What are your thoughts on bootstrapping?
A lot of people think bootstrapping is about not raising money. To me, bootstrapping is about finding a business model that you can execute, within your means. Period.
What that means is, well, for developers, it's like, I can code that. But just because you can code it doesn't mean you can sell it. It doesn't mean you know the right people. I could probably develop software for the Boeing 747. But I'm not going to knock on Boeing's door and some guy's going to buy it from me. So I could spend a lot of energy on it, but odds are, I'm not going to be able to sell it. But some guy who used to work for Boeing, who's their ex-chief engineer, could probably sell it in 10 minutes.
So find something that fits your ability to create it, sell it, maintain it, promote it. That's where funding can come in. Sometimes blind luck works, but you have to find the right team and make sure your product is the right fit.
In a bootstrap, the most important part is, you have to make some money on it. So make sure you have a viable product, and it's selling. Then, raise money to scale it.
What advice do you have for other entrepreneurs and startups?
Launch your product to your customers, not your friends. Friends are great, but you should be more interested in marketing to actual customers than getting feedback about how cool your project is.
And make a profit from your first customer. A lot of people think, we're going to make money eventually. If you spend a dollar, and you make two, your odds are much better than if its the other way around. Make it a clear, simple monetization model.
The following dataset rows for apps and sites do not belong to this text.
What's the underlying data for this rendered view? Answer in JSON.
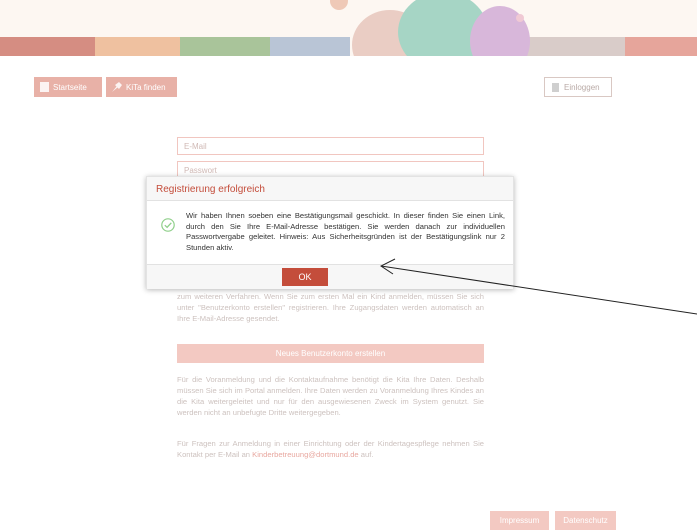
{
  "nav": {
    "home_label": "Startseite",
    "find_label": "KiTa finden",
    "login_label": "Einloggen"
  },
  "form": {
    "email_placeholder": "E-Mail",
    "password_placeholder": "Passwort",
    "info_text": "zum weiteren Verfahren. Wenn Sie zum ersten Mal ein Kind anmelden, müssen Sie sich unter \"Benutzerkonto erstellen\" registrieren. Ihre Zugangsdaten werden automatisch an Ihre E-Mail-Adresse gesendet.",
    "create_account_label": "Neues Benutzerkonto erstellen",
    "privacy_text": "Für die Voranmeldung und die Kontaktaufnahme benötigt die Kita Ihre Daten. Deshalb müssen Sie sich im Portal anmelden. Ihre Daten werden zu Voranmeldung Ihres Kindes an die Kita weitergeleitet und nur für den ausgewiesenen Zweck im System genutzt. Sie werden nicht an unbefugte Dritte weitergegeben.",
    "contact_prefix": "Für Fragen zur Anmeldung in einer Einrichtung oder der Kindertagespflege nehmen Sie Kontakt per E-Mail an",
    "contact_email": "Kinderbetreuung@dortmund.de",
    "contact_suffix": "auf."
  },
  "footer": {
    "impressum_label": "Impressum",
    "datenschutz_label": "Datenschutz"
  },
  "modal": {
    "title": "Registrierung erfolgreich",
    "message": "Wir haben Ihnen soeben eine Bestätigungsmail geschickt. In dieser finden Sie einen Link, durch den Sie Ihre E-Mail-Adresse bestätigen. Sie werden danach zur individuellen Passwortvergabe geleitet. Hinweis: Aus Sicherheitsgründen ist der Bestätigungslink nur 2 Stunden aktiv.",
    "ok_label": "OK",
    "success_icon": "check-circle-icon"
  },
  "colors": {
    "accent": "#c44d3b",
    "accent_light": "#f3c9c2"
  }
}
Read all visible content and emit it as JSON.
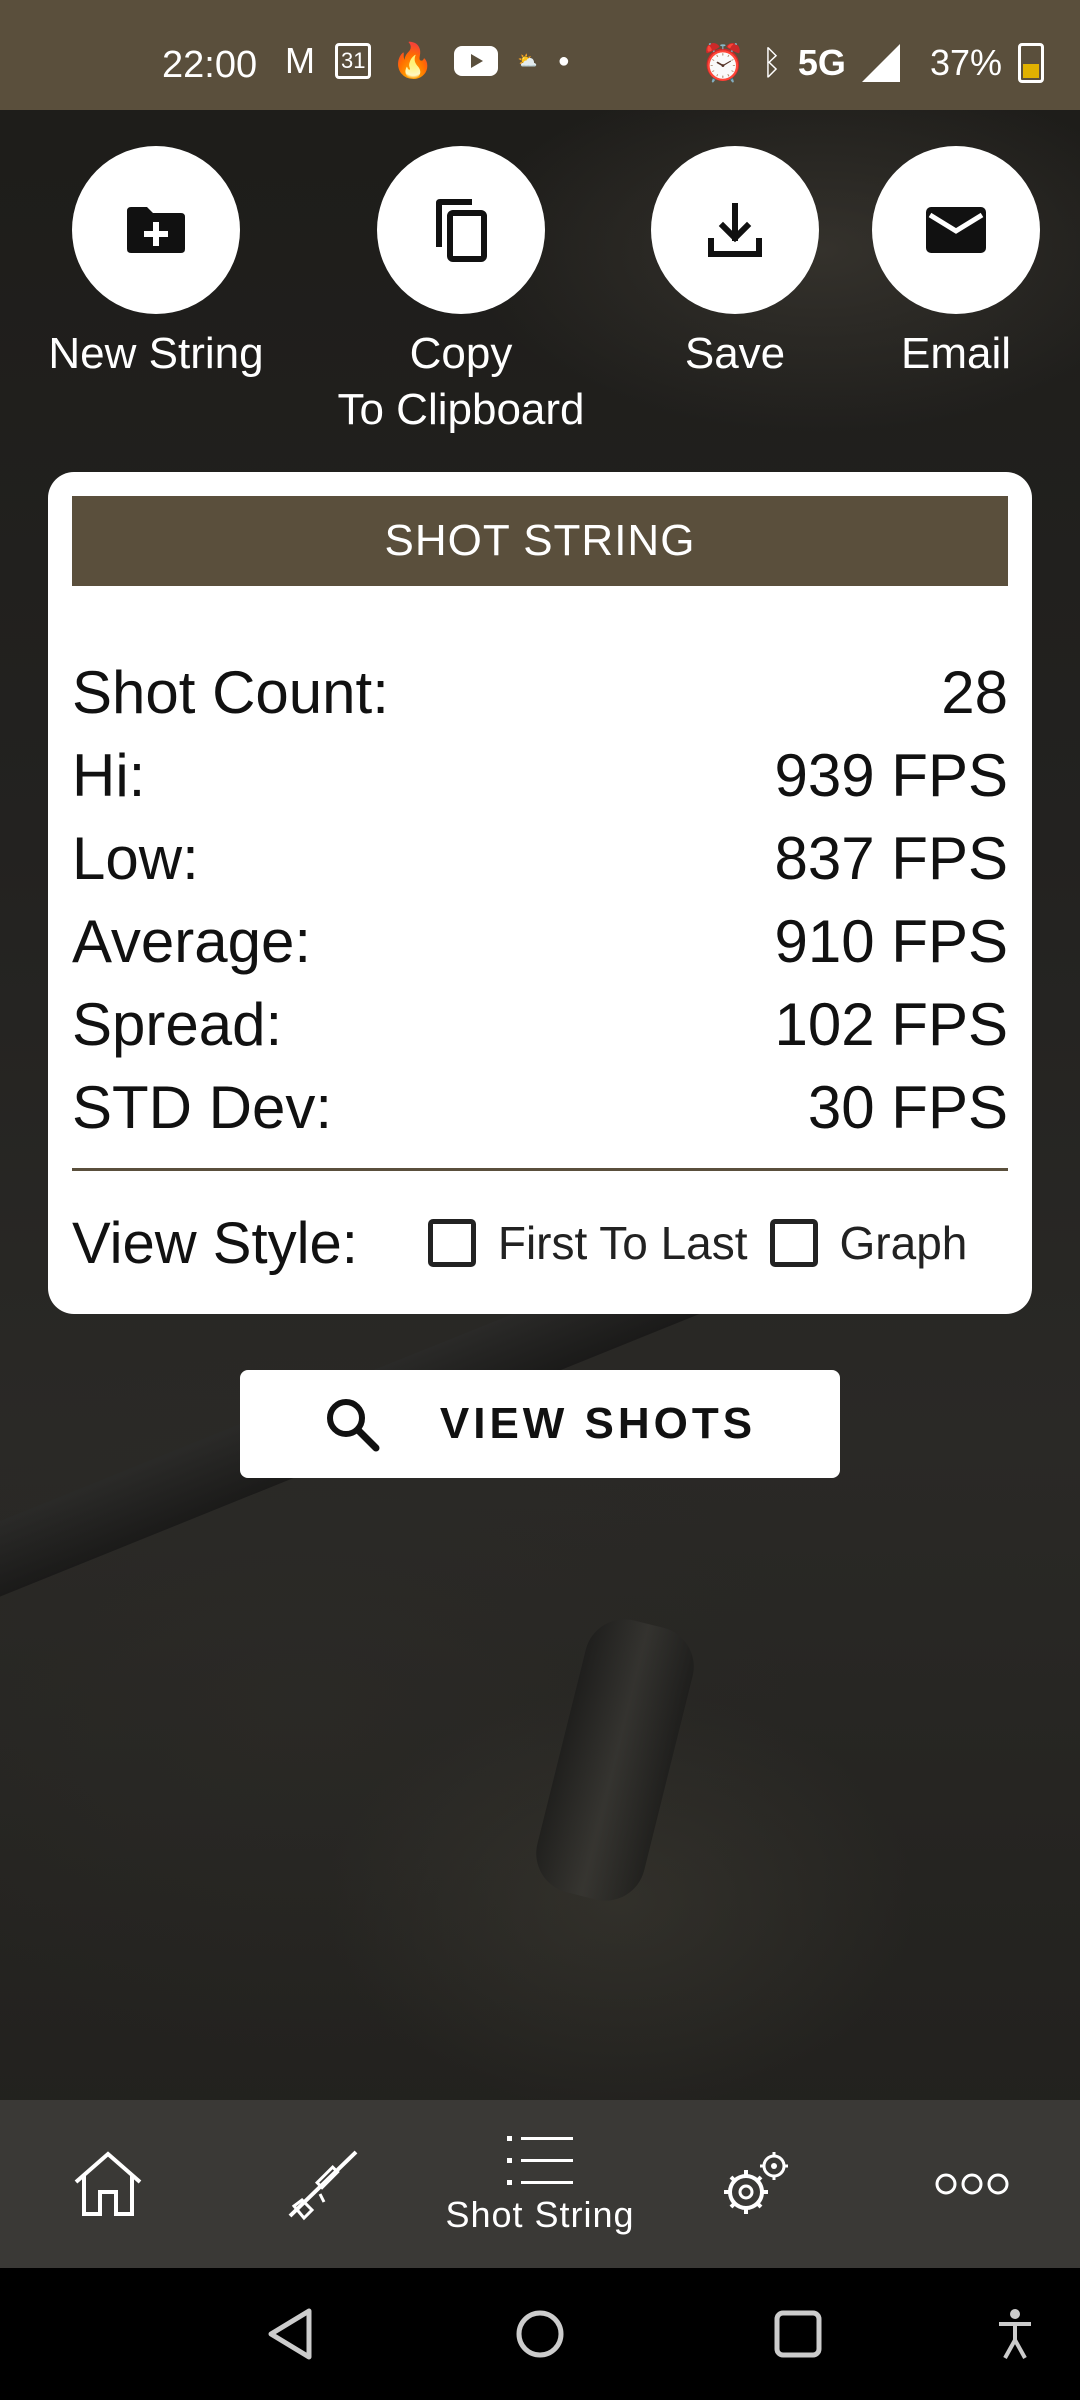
{
  "status_bar": {
    "time": "22:00",
    "network": "5G",
    "battery": "37%",
    "icons": [
      "gmail-icon",
      "calendar-icon",
      "flame-icon",
      "youtube-icon",
      "weather-icon",
      "dot-icon",
      "alarm-icon",
      "bluetooth-icon",
      "signal-icon",
      "battery-icon"
    ],
    "calendar_day": "31"
  },
  "actions": [
    {
      "label": "New String",
      "icon": "new-folder-icon"
    },
    {
      "label": "Copy\nTo Clipboard",
      "icon": "copy-icon"
    },
    {
      "label": "Save",
      "icon": "download-icon"
    },
    {
      "label": "Email",
      "icon": "mail-icon"
    }
  ],
  "action_labels": {
    "new_string": "New String",
    "copy_line1": "Copy",
    "copy_line2": "To Clipboard",
    "save": "Save",
    "email": "Email"
  },
  "card": {
    "title": "SHOT STRING",
    "stats": {
      "shot_count_label": "Shot Count:",
      "shot_count_value": "28",
      "hi_label": "Hi:",
      "hi_value": "939 FPS",
      "low_label": "Low:",
      "low_value": "837 FPS",
      "average_label": "Average:",
      "average_value": "910 FPS",
      "spread_label": "Spread:",
      "spread_value": "102 FPS",
      "std_label": "STD Dev:",
      "std_value": "30 FPS"
    },
    "view_style": {
      "label": "View Style:",
      "first_to_last": "First To Last",
      "graph": "Graph",
      "first_to_last_checked": false,
      "graph_checked": false
    }
  },
  "view_shots_button": "VIEW SHOTS",
  "bottom_nav": {
    "items": [
      "home-icon",
      "rifle-icon",
      "list-icon",
      "settings-icon",
      "more-icon"
    ],
    "active_label": "Shot String"
  },
  "colors": {
    "accent": "#5a4f3c",
    "nav_bg": "#3a3936",
    "card_bg": "#ffffff"
  }
}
Look at apps, they do one thing. And they'll charge you 99 cents to get it. Mobile devices are just connections to the Internet and apps are just a clean way of selling little snippets of functionality.
I think websites are going to go down that route too. They're going to learn something from the mobile space. Instead of building a website that does a million things under the sun, build a website that does one thing and charge people 99 cents for it. There are so many websites, that you really can't count on people repeatedly coming back to your website in order for you to make money from advertising.
So when you're picking a model, pick something that you can charge for right away and set the expectation that you're going to charge for it. The great thing about that is, you're going to be able to tell right away if people are interested in your product. If someone's not willing to pay $10, charge $5. If not $5, charge $1. If you can't sell it for 10 cents, stop selling it.